Ivar Kvaal is a new talent with a photographic style that is recognisable in his editorial work as well as in his conceptual personal projects. His ability to constantly work across genres made Kvaal a natural choice for the NJP editorial board.
Kvaal’s images are often lyrical and of a fictitious nature, and he shows self-assurance in his use of light and shapes, revealing beauty in the subtle details in his pictures. The editors of NJP appreciate Kvaal’s ability to work with projects over lengthy periods of time, and are interested in seeing what he will discover in connection with his project from Hessdalen Valley. He is currently working on a book commission and exhibitions, in addition to assignments for Norwegian and foreign magazines.
Excerpt from the project description:

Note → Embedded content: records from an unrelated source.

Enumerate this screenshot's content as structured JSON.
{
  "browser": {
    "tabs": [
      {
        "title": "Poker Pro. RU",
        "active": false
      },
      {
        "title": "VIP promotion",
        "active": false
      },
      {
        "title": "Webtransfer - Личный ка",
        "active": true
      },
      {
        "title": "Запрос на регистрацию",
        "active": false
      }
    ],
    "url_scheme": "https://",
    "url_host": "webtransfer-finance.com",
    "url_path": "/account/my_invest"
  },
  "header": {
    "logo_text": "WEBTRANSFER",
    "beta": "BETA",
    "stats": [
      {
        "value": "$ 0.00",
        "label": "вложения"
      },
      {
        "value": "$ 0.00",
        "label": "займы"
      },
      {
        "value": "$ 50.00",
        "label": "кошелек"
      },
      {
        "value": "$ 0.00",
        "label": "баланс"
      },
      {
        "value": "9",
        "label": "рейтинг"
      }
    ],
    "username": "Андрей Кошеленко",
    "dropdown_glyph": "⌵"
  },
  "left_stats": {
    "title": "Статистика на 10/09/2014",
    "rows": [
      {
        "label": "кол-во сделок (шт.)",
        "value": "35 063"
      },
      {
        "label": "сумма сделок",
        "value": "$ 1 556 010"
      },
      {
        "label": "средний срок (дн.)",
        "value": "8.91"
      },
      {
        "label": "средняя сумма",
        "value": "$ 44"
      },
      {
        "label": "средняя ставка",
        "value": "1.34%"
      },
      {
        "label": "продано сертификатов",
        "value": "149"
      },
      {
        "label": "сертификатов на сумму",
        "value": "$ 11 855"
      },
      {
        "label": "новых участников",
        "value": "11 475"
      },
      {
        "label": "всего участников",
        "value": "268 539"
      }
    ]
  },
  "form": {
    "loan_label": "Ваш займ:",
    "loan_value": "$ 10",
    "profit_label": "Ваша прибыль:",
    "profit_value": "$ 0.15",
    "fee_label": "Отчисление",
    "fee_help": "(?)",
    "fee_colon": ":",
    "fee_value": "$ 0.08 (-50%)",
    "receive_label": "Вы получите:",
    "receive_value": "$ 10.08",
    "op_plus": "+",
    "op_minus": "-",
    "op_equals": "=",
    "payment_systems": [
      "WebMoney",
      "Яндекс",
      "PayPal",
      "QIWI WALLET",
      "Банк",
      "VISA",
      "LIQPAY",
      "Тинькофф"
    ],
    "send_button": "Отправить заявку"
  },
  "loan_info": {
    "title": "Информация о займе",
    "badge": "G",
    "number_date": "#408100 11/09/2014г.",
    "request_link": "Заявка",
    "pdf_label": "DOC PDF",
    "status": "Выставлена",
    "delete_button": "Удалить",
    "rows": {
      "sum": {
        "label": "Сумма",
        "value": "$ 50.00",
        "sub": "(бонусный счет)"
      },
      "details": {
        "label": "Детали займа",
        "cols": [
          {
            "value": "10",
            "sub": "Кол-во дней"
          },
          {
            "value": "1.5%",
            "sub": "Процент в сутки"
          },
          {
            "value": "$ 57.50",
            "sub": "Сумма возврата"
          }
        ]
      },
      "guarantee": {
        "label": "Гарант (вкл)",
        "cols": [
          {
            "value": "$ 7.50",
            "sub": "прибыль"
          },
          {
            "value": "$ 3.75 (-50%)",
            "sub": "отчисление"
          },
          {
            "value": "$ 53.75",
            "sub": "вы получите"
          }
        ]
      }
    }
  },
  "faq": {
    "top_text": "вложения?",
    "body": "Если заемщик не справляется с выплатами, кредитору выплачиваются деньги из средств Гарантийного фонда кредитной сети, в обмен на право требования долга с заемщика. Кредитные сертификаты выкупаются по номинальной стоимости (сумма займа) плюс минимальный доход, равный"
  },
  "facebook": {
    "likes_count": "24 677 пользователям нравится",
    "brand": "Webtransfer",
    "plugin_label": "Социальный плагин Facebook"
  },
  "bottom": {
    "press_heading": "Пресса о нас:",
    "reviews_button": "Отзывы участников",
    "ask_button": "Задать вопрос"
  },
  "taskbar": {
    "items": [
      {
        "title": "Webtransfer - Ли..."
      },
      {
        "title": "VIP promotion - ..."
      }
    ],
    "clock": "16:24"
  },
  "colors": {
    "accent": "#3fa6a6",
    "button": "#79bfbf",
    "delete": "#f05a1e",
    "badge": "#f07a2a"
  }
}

Hessdalen Valley had already started to lose its life force, that is, its people, when the first lights began to illuminate the valley. In a climate which, historically and traditionally speaking, was not very open with a view to interpersonal relationships, and at a time when the cold war still enveloped Scandinavia in a framework of uncertainty and unwarranted secrecy, it took a long time before anyone dared to talk about what they saw. Not even neighbours were aware that they were witnessing the same thing, evening after evening, in a valley that was losing its population at an ever faster rate. In December 1981, there was no longer any point in solitary speculation. The lights in Hessdalen Valley had shone strongly enough to attract attention from sources other than the villagers alone. With the arrival of the press, the otherwise rarely visited valley embarked on a whole new chapter in the history of the village. From being a village that did not have much out of the ordinary to offer – a church, a community centre, a general store – Hessdalen Valley became a gathering place and point of reference for a wide variety of people whose only commonality was that they were searching for something they had not identified.